Another one of Dipoto's future decisions tied the game up in the form of current (and future?) starting short stop Ketel Marte hitting his second career home run, this time from the left side of the plate, in the sixth.  This was all made insignificant by Chris Carter remembering he was playing the Mariners and forced in to having one of his 15 decent games of the season and hitting the third, final, fatal solo home run for the Astros off of once-the-favorite-for-closer Danny Farquhar.  The Mariners would end the game with four hits, but that's not like it really matters at this point.  Or maybe it does:

See, there's a silver lining to this all when you really think about it.
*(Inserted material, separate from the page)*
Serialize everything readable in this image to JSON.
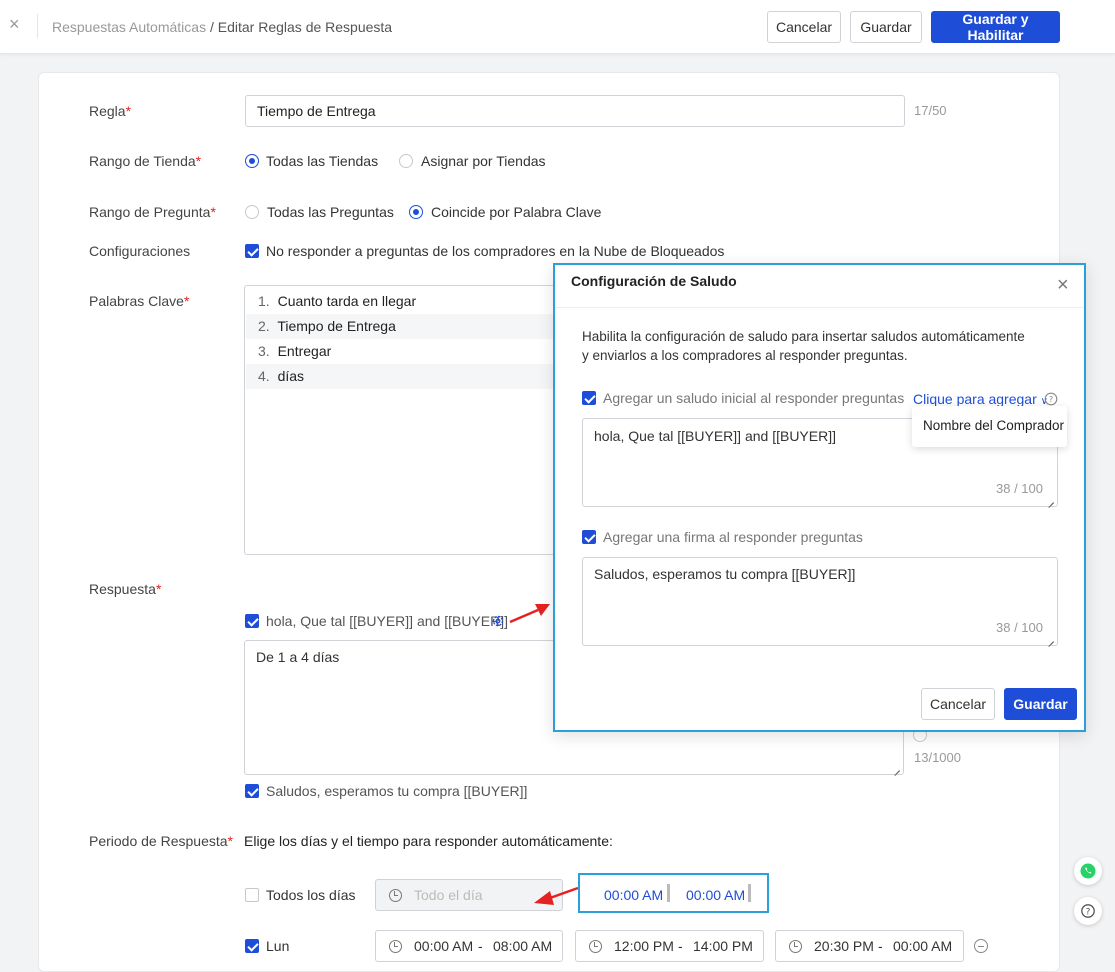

But you finally ask them on a date.  It took a couple weeks because of schedules conflicting and whatever other excuses we allow life to make, but it happens.  The back and forth of trying to match plans up has made the anticipation of seeing this fantastic human, this future sure-thing, so much greater.  Yet, you meet up at the place you both wanted to try for dinner, or the park that's just nice to walk around, hell maybe it's coffee at 10 AM on a Sunday but no matter the place, you've found that there's just nothing to talk about.  It isn't happening and likely it never was.  Those echoes and ripples of the night you met have found the edge of the pond, the soundproofing has muffled the chords of your fantasy.  They can't all be winners.  Sometimes it just barely misses, but it's still not working.  Sometimes you lose by one run.  At least the coffee was good.